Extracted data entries
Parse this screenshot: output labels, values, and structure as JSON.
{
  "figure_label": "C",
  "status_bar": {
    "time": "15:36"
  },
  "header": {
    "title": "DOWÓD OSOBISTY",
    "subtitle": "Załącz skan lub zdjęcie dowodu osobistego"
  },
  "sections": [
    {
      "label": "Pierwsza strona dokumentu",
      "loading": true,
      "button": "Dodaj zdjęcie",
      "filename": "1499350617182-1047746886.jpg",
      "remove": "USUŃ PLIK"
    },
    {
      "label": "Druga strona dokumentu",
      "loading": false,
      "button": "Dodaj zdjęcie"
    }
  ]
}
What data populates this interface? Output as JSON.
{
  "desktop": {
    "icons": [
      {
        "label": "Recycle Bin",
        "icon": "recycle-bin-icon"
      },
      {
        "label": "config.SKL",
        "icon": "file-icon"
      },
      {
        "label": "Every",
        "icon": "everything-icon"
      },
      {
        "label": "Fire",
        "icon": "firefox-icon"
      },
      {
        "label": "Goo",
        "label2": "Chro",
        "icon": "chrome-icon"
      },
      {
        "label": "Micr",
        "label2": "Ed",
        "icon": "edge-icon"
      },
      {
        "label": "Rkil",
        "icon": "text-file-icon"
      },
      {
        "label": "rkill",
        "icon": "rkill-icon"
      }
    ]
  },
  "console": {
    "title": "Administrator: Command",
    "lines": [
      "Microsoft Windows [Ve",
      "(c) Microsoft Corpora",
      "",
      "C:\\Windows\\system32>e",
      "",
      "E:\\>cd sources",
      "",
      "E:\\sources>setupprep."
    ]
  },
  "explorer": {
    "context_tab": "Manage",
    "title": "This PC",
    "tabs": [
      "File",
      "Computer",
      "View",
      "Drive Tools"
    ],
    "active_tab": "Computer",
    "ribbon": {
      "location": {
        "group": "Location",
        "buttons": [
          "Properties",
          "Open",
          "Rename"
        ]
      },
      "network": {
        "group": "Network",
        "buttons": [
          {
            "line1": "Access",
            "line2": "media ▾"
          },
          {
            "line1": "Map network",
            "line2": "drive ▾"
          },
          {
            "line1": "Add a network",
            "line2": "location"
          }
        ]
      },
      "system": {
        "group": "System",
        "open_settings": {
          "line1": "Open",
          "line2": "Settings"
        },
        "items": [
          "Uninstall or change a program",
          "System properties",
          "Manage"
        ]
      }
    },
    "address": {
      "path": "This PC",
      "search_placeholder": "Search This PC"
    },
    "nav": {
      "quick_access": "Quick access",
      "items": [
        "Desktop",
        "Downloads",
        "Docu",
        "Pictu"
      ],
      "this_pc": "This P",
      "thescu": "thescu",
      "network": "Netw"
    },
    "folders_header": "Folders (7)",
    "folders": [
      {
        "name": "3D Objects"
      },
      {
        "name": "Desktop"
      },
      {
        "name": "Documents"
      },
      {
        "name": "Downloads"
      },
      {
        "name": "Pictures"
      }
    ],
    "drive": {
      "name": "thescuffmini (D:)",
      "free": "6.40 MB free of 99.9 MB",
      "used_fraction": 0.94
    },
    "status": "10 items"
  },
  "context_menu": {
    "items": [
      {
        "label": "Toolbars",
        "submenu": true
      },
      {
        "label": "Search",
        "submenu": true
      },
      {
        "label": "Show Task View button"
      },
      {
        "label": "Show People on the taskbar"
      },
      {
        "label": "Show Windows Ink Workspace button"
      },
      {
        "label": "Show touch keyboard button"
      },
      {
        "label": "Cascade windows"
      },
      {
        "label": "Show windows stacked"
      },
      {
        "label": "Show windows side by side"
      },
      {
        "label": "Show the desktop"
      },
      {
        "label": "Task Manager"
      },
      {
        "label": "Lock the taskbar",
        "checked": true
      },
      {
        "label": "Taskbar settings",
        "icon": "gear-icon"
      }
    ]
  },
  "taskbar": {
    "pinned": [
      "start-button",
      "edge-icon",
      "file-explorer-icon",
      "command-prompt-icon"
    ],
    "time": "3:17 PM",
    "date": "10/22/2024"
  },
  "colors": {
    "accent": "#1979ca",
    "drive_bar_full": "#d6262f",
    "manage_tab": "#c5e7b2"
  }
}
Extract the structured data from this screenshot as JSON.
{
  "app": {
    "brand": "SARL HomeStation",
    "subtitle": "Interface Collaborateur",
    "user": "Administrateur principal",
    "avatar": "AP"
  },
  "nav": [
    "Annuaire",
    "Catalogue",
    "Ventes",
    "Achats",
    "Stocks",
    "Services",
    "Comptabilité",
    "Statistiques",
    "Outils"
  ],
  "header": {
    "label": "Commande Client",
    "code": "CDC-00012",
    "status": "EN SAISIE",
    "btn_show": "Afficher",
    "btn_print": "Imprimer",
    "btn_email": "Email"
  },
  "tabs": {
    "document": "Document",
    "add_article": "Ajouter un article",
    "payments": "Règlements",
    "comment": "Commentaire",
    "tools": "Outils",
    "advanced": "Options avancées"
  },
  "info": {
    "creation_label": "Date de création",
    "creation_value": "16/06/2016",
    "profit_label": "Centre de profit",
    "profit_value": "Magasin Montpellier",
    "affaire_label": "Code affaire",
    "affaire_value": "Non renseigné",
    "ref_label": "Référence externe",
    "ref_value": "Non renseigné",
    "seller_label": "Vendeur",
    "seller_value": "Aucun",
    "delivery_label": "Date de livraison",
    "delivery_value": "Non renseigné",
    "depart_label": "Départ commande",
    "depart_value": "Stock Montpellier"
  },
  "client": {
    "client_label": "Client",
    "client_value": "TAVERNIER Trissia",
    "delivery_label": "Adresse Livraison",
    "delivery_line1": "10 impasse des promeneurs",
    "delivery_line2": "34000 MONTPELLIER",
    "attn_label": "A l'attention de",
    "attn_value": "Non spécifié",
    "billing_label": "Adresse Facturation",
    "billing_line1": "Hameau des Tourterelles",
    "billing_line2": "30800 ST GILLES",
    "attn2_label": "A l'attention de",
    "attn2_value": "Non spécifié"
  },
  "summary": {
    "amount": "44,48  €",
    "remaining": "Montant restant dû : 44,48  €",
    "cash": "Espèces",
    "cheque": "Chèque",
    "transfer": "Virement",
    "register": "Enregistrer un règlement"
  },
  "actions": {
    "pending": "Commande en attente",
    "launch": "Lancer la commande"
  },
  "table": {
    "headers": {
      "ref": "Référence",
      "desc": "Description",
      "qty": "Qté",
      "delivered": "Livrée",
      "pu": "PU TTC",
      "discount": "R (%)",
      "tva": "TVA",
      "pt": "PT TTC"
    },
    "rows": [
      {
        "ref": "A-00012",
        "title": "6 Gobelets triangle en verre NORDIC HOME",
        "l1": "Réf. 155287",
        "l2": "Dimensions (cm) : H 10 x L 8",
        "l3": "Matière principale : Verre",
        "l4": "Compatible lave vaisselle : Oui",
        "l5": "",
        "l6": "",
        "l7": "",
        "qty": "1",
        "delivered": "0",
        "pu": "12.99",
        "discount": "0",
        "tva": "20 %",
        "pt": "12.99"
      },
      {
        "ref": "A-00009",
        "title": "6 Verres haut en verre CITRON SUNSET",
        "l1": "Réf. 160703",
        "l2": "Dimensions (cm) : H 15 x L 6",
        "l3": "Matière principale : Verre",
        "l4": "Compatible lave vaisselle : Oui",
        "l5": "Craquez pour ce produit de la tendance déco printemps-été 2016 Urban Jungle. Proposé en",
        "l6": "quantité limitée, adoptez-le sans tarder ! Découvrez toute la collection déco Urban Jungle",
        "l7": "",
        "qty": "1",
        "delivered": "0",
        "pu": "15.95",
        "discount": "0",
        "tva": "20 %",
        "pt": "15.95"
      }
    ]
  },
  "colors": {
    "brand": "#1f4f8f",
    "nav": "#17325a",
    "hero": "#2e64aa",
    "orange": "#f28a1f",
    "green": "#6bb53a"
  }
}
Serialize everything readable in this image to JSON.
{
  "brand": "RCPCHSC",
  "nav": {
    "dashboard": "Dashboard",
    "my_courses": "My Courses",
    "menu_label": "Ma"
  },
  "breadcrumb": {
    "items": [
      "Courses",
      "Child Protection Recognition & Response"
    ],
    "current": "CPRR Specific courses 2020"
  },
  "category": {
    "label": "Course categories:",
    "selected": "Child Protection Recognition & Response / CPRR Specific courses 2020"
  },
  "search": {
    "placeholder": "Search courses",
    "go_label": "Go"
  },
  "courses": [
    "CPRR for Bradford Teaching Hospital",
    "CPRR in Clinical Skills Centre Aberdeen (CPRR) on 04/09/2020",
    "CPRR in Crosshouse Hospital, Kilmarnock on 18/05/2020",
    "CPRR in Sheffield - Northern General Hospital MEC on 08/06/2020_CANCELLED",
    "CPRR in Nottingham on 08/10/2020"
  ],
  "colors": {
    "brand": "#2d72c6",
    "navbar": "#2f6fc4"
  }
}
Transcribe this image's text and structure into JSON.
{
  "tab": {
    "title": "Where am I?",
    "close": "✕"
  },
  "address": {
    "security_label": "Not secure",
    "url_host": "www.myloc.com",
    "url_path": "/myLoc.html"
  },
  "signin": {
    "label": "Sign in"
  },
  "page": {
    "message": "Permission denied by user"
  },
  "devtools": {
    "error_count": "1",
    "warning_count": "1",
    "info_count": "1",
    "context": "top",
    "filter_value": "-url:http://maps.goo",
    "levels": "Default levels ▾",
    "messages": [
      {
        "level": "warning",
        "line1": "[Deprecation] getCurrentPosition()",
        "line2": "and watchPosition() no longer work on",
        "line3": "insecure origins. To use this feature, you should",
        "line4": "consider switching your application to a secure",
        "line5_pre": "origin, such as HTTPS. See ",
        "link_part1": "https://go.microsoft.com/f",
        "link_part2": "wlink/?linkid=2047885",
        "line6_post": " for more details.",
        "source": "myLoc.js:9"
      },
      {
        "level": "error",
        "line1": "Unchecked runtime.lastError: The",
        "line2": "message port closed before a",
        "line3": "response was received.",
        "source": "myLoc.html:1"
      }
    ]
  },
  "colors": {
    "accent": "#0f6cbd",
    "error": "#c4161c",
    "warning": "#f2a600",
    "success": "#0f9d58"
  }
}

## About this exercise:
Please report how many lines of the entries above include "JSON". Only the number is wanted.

## Output for this task:
5